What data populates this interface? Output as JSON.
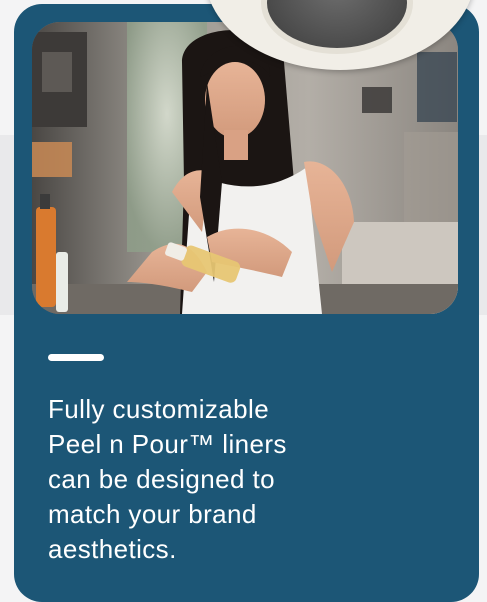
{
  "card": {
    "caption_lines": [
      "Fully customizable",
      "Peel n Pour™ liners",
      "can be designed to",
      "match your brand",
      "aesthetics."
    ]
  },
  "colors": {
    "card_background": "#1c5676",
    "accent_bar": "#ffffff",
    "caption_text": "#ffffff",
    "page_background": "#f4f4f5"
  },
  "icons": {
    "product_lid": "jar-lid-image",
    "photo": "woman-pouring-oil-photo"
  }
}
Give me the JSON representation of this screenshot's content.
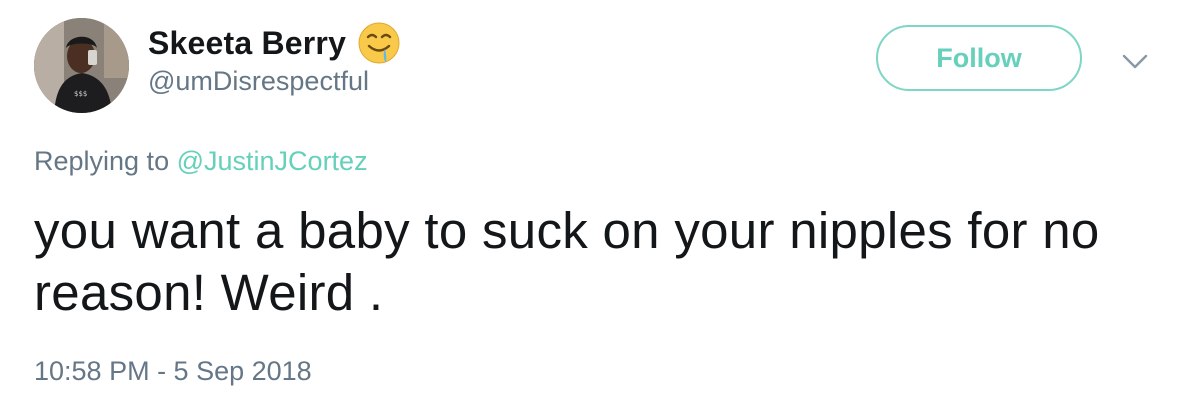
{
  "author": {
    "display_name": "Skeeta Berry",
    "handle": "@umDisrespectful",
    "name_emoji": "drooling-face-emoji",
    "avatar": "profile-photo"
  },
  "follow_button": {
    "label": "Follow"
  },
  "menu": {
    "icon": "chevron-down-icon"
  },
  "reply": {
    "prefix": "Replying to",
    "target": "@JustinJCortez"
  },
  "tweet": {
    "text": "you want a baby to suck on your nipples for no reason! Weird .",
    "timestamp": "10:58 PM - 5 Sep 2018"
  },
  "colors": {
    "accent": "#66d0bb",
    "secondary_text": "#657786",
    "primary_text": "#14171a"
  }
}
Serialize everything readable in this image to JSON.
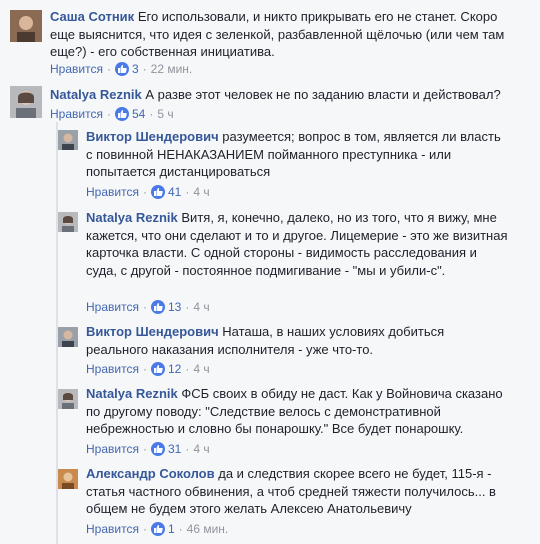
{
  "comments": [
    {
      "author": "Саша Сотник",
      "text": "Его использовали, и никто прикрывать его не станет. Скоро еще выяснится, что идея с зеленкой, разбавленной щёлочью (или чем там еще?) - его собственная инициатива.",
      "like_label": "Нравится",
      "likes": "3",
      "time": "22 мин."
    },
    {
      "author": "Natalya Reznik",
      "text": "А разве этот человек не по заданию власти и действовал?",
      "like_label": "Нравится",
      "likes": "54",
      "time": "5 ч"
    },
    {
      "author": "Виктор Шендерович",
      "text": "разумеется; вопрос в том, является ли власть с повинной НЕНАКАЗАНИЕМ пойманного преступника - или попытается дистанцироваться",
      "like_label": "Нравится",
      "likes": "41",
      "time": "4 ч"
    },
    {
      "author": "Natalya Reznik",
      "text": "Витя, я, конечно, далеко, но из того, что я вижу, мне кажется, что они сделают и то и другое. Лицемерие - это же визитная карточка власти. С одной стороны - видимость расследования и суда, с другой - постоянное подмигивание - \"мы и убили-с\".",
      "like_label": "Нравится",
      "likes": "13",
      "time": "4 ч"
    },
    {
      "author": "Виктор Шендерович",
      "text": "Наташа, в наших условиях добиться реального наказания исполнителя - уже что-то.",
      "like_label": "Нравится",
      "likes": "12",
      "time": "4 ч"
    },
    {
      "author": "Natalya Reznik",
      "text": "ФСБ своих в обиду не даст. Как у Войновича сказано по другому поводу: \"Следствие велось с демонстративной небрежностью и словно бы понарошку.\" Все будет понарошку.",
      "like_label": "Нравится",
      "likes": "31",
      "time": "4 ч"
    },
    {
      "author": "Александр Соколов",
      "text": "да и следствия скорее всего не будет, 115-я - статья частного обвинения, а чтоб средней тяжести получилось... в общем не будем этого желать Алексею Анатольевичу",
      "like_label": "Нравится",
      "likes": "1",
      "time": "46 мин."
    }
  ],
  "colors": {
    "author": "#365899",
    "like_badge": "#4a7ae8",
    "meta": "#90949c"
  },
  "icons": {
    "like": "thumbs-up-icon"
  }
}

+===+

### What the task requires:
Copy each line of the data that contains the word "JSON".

### Task output:
What data populates this interface? Output as JSON.
Give me the JSON representation of this screenshot's content.
Serialize everything readable in this image to JSON.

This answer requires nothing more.